About this exercise >> Every record that follows must be set down word for word.
Provided records: Begin
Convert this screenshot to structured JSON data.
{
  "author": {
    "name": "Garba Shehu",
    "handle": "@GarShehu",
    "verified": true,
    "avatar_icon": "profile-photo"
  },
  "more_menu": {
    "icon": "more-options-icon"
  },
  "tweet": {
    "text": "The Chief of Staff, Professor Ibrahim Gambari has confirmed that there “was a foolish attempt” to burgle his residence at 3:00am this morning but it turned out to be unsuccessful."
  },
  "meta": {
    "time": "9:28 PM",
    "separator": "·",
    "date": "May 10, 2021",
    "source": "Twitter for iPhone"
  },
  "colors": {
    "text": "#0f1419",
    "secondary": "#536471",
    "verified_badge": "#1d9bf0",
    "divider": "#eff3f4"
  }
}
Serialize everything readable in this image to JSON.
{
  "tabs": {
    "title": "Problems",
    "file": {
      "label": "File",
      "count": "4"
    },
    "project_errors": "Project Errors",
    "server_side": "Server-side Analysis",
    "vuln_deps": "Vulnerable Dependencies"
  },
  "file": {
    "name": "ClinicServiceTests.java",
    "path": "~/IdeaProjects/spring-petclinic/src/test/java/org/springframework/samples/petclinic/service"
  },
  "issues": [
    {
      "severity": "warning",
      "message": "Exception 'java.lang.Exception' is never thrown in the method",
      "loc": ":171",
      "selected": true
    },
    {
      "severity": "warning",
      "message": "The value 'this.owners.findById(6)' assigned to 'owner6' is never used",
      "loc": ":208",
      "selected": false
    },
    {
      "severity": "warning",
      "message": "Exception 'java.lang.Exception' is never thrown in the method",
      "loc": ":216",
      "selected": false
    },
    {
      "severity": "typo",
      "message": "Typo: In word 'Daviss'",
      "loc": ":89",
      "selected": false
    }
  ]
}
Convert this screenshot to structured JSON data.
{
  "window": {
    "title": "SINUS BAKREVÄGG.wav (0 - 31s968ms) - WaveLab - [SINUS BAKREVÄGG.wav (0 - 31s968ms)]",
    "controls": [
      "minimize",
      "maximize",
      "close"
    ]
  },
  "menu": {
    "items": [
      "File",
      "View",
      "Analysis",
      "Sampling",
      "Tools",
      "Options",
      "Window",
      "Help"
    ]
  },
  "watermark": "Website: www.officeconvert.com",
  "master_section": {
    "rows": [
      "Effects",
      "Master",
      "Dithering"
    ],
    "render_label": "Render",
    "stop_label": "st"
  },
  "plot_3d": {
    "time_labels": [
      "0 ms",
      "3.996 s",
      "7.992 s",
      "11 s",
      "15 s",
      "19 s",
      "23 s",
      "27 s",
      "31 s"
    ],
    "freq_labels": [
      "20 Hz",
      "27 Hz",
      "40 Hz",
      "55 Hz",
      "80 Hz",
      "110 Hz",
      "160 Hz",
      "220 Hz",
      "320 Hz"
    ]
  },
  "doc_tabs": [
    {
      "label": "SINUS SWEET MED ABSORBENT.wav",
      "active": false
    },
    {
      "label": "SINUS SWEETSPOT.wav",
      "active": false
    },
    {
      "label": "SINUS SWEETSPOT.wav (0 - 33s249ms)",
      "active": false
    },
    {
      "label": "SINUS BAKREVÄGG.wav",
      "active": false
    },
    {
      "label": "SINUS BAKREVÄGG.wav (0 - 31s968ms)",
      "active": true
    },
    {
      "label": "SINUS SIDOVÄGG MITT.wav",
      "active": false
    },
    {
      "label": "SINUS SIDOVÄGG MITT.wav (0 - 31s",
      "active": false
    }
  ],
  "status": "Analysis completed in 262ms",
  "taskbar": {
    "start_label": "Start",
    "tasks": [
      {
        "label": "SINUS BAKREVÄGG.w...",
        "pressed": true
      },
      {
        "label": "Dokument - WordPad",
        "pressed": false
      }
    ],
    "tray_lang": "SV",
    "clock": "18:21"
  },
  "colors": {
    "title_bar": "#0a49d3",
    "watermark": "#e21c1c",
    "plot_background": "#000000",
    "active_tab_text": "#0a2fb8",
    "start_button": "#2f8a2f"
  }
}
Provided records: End
Answer for this exercise >>
Convert this screenshot to structured JSON data.
{
  "author": {
    "name": "Garba Shehu",
    "handle": "@GarShehu",
    "verified": true,
    "avatar_icon": "profile-photo"
  },
  "more_menu": {
    "icon": "more-options-icon"
  },
  "tweet": {
    "text": "The Chief of Staff, Professor Ibrahim Gambari has confirmed that there “was a foolish attempt” to burgle his residence at 3:00am this morning but it turned out to be unsuccessful."
  },
  "meta": {
    "time": "9:28 PM",
    "separator": "·",
    "date": "May 10, 2021",
    "source": "Twitter for iPhone"
  },
  "colors": {
    "text": "#0f1419",
    "secondary": "#536471",
    "verified_badge": "#1d9bf0",
    "divider": "#eff3f4"
  }
}
Serialize everything readable in this image to JSON.
{
  "tabs": {
    "title": "Problems",
    "file": {
      "label": "File",
      "count": "4"
    },
    "project_errors": "Project Errors",
    "server_side": "Server-side Analysis",
    "vuln_deps": "Vulnerable Dependencies"
  },
  "file": {
    "name": "ClinicServiceTests.java",
    "path": "~/IdeaProjects/spring-petclinic/src/test/java/org/springframework/samples/petclinic/service"
  },
  "issues": [
    {
      "severity": "warning",
      "message": "Exception 'java.lang.Exception' is never thrown in the method",
      "loc": ":171",
      "selected": true
    },
    {
      "severity": "warning",
      "message": "The value 'this.owners.findById(6)' assigned to 'owner6' is never used",
      "loc": ":208",
      "selected": false
    },
    {
      "severity": "warning",
      "message": "Exception 'java.lang.Exception' is never thrown in the method",
      "loc": ":216",
      "selected": false
    },
    {
      "severity": "typo",
      "message": "Typo: In word 'Daviss'",
      "loc": ":89",
      "selected": false
    }
  ]
}
Convert this screenshot to structured JSON data.
{
  "window": {
    "title": "SINUS BAKREVÄGG.wav (0 - 31s968ms) - WaveLab - [SINUS BAKREVÄGG.wav (0 - 31s968ms)]",
    "controls": [
      "minimize",
      "maximize",
      "close"
    ]
  },
  "menu": {
    "items": [
      "File",
      "View",
      "Analysis",
      "Sampling",
      "Tools",
      "Options",
      "Window",
      "Help"
    ]
  },
  "watermark": "Website: www.officeconvert.com",
  "master_section": {
    "rows": [
      "Effects",
      "Master",
      "Dithering"
    ],
    "render_label": "Render",
    "stop_label": "st"
  },
  "plot_3d": {
    "time_labels": [
      "0 ms",
      "3.996 s",
      "7.992 s",
      "11 s",
      "15 s",
      "19 s",
      "23 s",
      "27 s",
      "31 s"
    ],
    "freq_labels": [
      "20 Hz",
      "27 Hz",
      "40 Hz",
      "55 Hz",
      "80 Hz",
      "110 Hz",
      "160 Hz",
      "220 Hz",
      "320 Hz"
    ]
  },
  "doc_tabs": [
    {
      "label": "SINUS SWEET MED ABSORBENT.wav",
      "active": false
    },
    {
      "label": "SINUS SWEETSPOT.wav",
      "active": false
    },
    {
      "label": "SINUS SWEETSPOT.wav (0 - 33s249ms)",
      "active": false
    },
    {
      "label": "SINUS BAKREVÄGG.wav",
      "active": false
    },
    {
      "label": "SINUS BAKREVÄGG.wav (0 - 31s968ms)",
      "active": true
    },
    {
      "label": "SINUS SIDOVÄGG MITT.wav",
      "active": false
    },
    {
      "label": "SINUS SIDOVÄGG MITT.wav (0 - 31s",
      "active": false
    }
  ],
  "status": "Analysis completed in 262ms",
  "taskbar": {
    "start_label": "Start",
    "tasks": [
      {
        "label": "SINUS BAKREVÄGG.w...",
        "pressed": true
      },
      {
        "label": "Dokument - WordPad",
        "pressed": false
      }
    ],
    "tray_lang": "SV",
    "clock": "18:21"
  },
  "colors": {
    "title_bar": "#0a49d3",
    "watermark": "#e21c1c",
    "plot_background": "#000000",
    "active_tab_text": "#0a2fb8",
    "start_button": "#2f8a2f"
  }
}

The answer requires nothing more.